— TASK DIRECTIONS —
The exercise calls for every entry that follows to be repeated exactly.
[Start of Attachment]
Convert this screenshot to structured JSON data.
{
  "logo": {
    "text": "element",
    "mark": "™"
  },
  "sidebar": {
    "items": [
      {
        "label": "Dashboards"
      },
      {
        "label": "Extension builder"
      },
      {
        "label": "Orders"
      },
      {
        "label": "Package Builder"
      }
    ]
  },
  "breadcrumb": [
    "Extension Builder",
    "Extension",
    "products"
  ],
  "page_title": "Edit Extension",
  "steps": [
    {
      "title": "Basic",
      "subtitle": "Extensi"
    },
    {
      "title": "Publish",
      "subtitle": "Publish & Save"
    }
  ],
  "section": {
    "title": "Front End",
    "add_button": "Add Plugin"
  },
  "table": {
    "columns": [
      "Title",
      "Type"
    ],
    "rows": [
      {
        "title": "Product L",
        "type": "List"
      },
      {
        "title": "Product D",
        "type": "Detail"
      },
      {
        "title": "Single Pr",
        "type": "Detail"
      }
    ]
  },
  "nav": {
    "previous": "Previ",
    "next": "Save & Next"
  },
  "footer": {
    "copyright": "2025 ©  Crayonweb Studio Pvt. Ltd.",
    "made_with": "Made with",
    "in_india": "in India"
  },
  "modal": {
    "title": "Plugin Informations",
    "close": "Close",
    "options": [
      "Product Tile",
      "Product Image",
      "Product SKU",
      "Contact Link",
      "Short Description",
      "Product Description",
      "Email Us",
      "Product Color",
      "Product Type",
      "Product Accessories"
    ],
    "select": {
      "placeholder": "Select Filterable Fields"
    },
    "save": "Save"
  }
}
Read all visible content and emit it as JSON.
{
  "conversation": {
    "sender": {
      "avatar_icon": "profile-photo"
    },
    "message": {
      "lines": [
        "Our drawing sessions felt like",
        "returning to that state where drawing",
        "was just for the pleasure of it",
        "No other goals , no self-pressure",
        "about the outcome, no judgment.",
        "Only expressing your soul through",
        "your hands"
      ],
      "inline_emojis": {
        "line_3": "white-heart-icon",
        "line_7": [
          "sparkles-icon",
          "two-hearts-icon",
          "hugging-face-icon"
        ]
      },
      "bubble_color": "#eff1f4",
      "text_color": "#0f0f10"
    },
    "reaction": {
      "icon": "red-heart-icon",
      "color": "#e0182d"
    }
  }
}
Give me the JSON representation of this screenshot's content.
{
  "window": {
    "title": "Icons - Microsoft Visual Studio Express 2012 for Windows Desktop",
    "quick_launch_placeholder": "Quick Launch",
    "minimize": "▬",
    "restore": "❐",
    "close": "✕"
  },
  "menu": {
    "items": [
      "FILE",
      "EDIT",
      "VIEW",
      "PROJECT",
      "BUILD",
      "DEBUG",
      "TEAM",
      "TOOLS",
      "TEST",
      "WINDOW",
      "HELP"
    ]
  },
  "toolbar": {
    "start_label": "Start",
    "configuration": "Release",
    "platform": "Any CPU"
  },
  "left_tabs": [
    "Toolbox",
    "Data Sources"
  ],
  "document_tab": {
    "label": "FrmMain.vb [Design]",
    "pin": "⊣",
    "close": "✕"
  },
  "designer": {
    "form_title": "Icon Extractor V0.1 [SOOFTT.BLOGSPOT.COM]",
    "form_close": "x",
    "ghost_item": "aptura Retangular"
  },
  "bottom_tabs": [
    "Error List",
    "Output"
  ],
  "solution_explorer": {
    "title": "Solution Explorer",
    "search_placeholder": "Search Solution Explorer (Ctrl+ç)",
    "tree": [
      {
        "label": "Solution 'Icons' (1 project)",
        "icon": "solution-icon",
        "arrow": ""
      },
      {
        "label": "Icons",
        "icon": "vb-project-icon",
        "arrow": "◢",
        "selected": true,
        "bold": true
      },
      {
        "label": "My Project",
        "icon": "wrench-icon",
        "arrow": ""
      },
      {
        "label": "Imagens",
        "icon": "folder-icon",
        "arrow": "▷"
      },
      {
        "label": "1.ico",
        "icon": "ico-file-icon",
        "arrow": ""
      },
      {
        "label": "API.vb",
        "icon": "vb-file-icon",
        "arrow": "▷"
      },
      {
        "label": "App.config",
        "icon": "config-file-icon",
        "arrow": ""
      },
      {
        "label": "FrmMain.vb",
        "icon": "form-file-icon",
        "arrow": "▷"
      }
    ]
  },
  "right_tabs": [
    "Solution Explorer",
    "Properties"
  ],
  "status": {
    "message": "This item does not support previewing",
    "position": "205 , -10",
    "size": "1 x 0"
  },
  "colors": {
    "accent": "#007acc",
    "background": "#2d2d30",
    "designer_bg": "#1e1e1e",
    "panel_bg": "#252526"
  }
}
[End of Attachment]
— SOLVED PROBLEM —
Convert this screenshot to structured JSON data.
{
  "logo": {
    "text": "element",
    "mark": "™"
  },
  "sidebar": {
    "items": [
      {
        "label": "Dashboards"
      },
      {
        "label": "Extension builder"
      },
      {
        "label": "Orders"
      },
      {
        "label": "Package Builder"
      }
    ]
  },
  "breadcrumb": [
    "Extension Builder",
    "Extension",
    "products"
  ],
  "page_title": "Edit Extension",
  "steps": [
    {
      "title": "Basic",
      "subtitle": "Extensi"
    },
    {
      "title": "Publish",
      "subtitle": "Publish & Save"
    }
  ],
  "section": {
    "title": "Front End",
    "add_button": "Add Plugin"
  },
  "table": {
    "columns": [
      "Title",
      "Type"
    ],
    "rows": [
      {
        "title": "Product L",
        "type": "List"
      },
      {
        "title": "Product D",
        "type": "Detail"
      },
      {
        "title": "Single Pr",
        "type": "Detail"
      }
    ]
  },
  "nav": {
    "previous": "Previ",
    "next": "Save & Next"
  },
  "footer": {
    "copyright": "2025 ©  Crayonweb Studio Pvt. Ltd.",
    "made_with": "Made with",
    "in_india": "in India"
  },
  "modal": {
    "title": "Plugin Informations",
    "close": "Close",
    "options": [
      "Product Tile",
      "Product Image",
      "Product SKU",
      "Contact Link",
      "Short Description",
      "Product Description",
      "Email Us",
      "Product Color",
      "Product Type",
      "Product Accessories"
    ],
    "select": {
      "placeholder": "Select Filterable Fields"
    },
    "save": "Save"
  }
}
Read all visible content and emit it as JSON.
{
  "conversation": {
    "sender": {
      "avatar_icon": "profile-photo"
    },
    "message": {
      "lines": [
        "Our drawing sessions felt like",
        "returning to that state where drawing",
        "was just for the pleasure of it",
        "No other goals , no self-pressure",
        "about the outcome, no judgment.",
        "Only expressing your soul through",
        "your hands"
      ],
      "inline_emojis": {
        "line_3": "white-heart-icon",
        "line_7": [
          "sparkles-icon",
          "two-hearts-icon",
          "hugging-face-icon"
        ]
      },
      "bubble_color": "#eff1f4",
      "text_color": "#0f0f10"
    },
    "reaction": {
      "icon": "red-heart-icon",
      "color": "#e0182d"
    }
  }
}
Give me the JSON representation of this screenshot's content.
{
  "window": {
    "title": "Icons - Microsoft Visual Studio Express 2012 for Windows Desktop",
    "quick_launch_placeholder": "Quick Launch",
    "minimize": "▬",
    "restore": "❐",
    "close": "✕"
  },
  "menu": {
    "items": [
      "FILE",
      "EDIT",
      "VIEW",
      "PROJECT",
      "BUILD",
      "DEBUG",
      "TEAM",
      "TOOLS",
      "TEST",
      "WINDOW",
      "HELP"
    ]
  },
  "toolbar": {
    "start_label": "Start",
    "configuration": "Release",
    "platform": "Any CPU"
  },
  "left_tabs": [
    "Toolbox",
    "Data Sources"
  ],
  "document_tab": {
    "label": "FrmMain.vb [Design]",
    "pin": "⊣",
    "close": "✕"
  },
  "designer": {
    "form_title": "Icon Extractor V0.1 [SOOFTT.BLOGSPOT.COM]",
    "form_close": "x",
    "ghost_item": "aptura Retangular"
  },
  "bottom_tabs": [
    "Error List",
    "Output"
  ],
  "solution_explorer": {
    "title": "Solution Explorer",
    "search_placeholder": "Search Solution Explorer (Ctrl+ç)",
    "tree": [
      {
        "label": "Solution 'Icons' (1 project)",
        "icon": "solution-icon",
        "arrow": ""
      },
      {
        "label": "Icons",
        "icon": "vb-project-icon",
        "arrow": "◢",
        "selected": true,
        "bold": true
      },
      {
        "label": "My Project",
        "icon": "wrench-icon",
        "arrow": ""
      },
      {
        "label": "Imagens",
        "icon": "folder-icon",
        "arrow": "▷"
      },
      {
        "label": "1.ico",
        "icon": "ico-file-icon",
        "arrow": ""
      },
      {
        "label": "API.vb",
        "icon": "vb-file-icon",
        "arrow": "▷"
      },
      {
        "label": "App.config",
        "icon": "config-file-icon",
        "arrow": ""
      },
      {
        "label": "FrmMain.vb",
        "icon": "form-file-icon",
        "arrow": "▷"
      }
    ]
  },
  "right_tabs": [
    "Solution Explorer",
    "Properties"
  ],
  "status": {
    "message": "This item does not support previewing",
    "position": "205 , -10",
    "size": "1 x 0"
  },
  "colors": {
    "accent": "#007acc",
    "background": "#2d2d30",
    "designer_bg": "#1e1e1e",
    "panel_bg": "#252526"
  }
}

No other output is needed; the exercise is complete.